▸ **What you will do**
Copy out each line featuring the string "Информация" from the entries beneath.

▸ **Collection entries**
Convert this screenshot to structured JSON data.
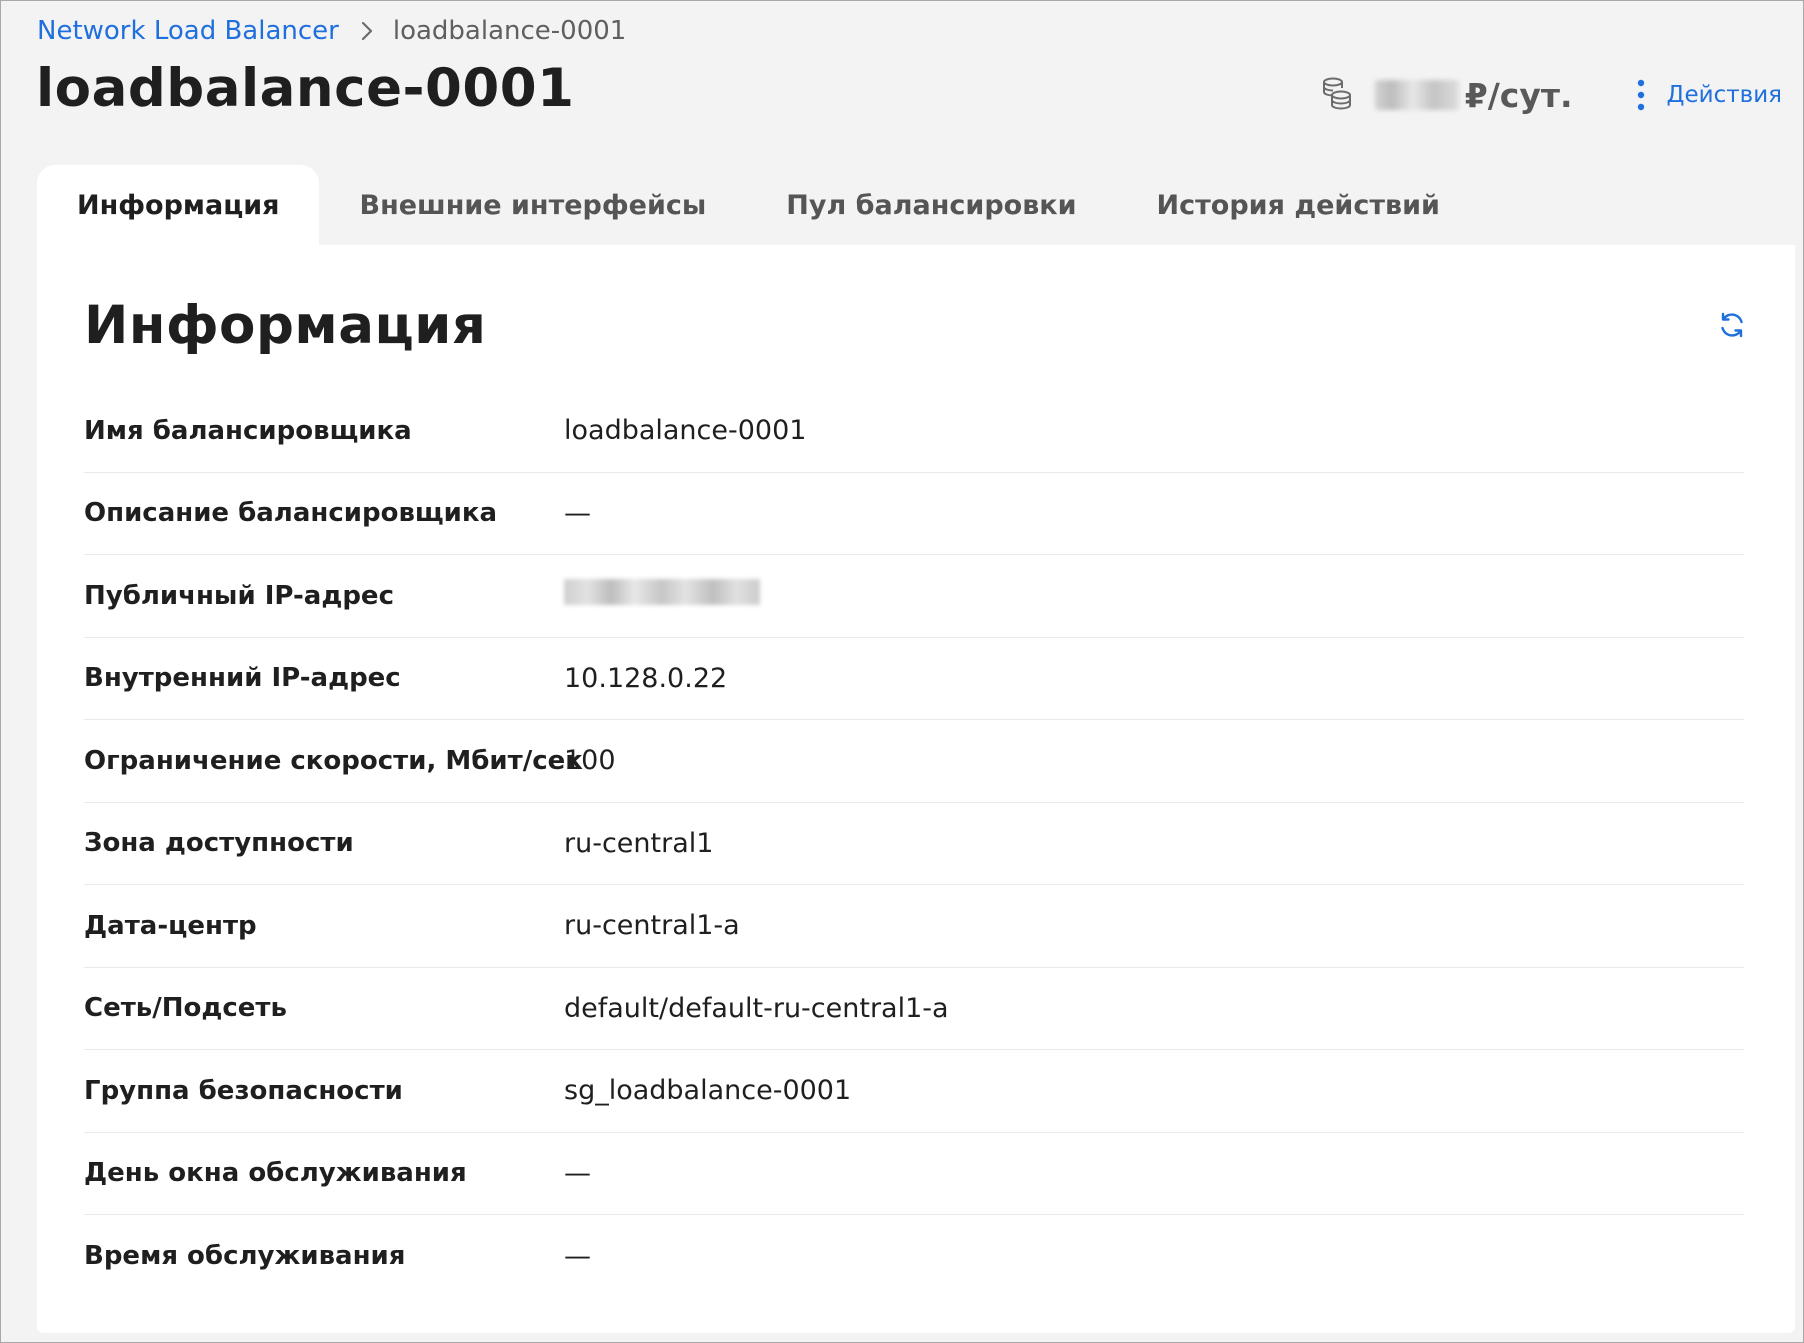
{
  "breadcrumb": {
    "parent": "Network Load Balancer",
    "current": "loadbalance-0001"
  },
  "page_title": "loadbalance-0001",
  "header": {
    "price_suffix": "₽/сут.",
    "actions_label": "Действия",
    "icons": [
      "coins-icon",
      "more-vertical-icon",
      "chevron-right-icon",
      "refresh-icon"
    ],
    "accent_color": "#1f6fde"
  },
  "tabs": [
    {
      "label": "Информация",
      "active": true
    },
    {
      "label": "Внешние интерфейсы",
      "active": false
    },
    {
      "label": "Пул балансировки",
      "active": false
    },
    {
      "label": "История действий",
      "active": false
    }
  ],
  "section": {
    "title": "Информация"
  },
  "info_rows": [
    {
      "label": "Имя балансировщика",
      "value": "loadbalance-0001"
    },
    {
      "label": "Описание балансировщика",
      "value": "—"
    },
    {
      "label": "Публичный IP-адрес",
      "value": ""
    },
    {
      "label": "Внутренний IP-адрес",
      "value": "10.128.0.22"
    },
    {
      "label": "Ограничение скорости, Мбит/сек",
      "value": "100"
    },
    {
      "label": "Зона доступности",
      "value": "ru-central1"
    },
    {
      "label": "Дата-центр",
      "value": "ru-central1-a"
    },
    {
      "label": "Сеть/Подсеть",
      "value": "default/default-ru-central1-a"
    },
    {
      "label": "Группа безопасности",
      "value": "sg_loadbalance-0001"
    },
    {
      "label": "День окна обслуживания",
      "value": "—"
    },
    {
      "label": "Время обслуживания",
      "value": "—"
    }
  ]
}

▸ **Response area**
      "label": "Информация",
    "title": "Информация"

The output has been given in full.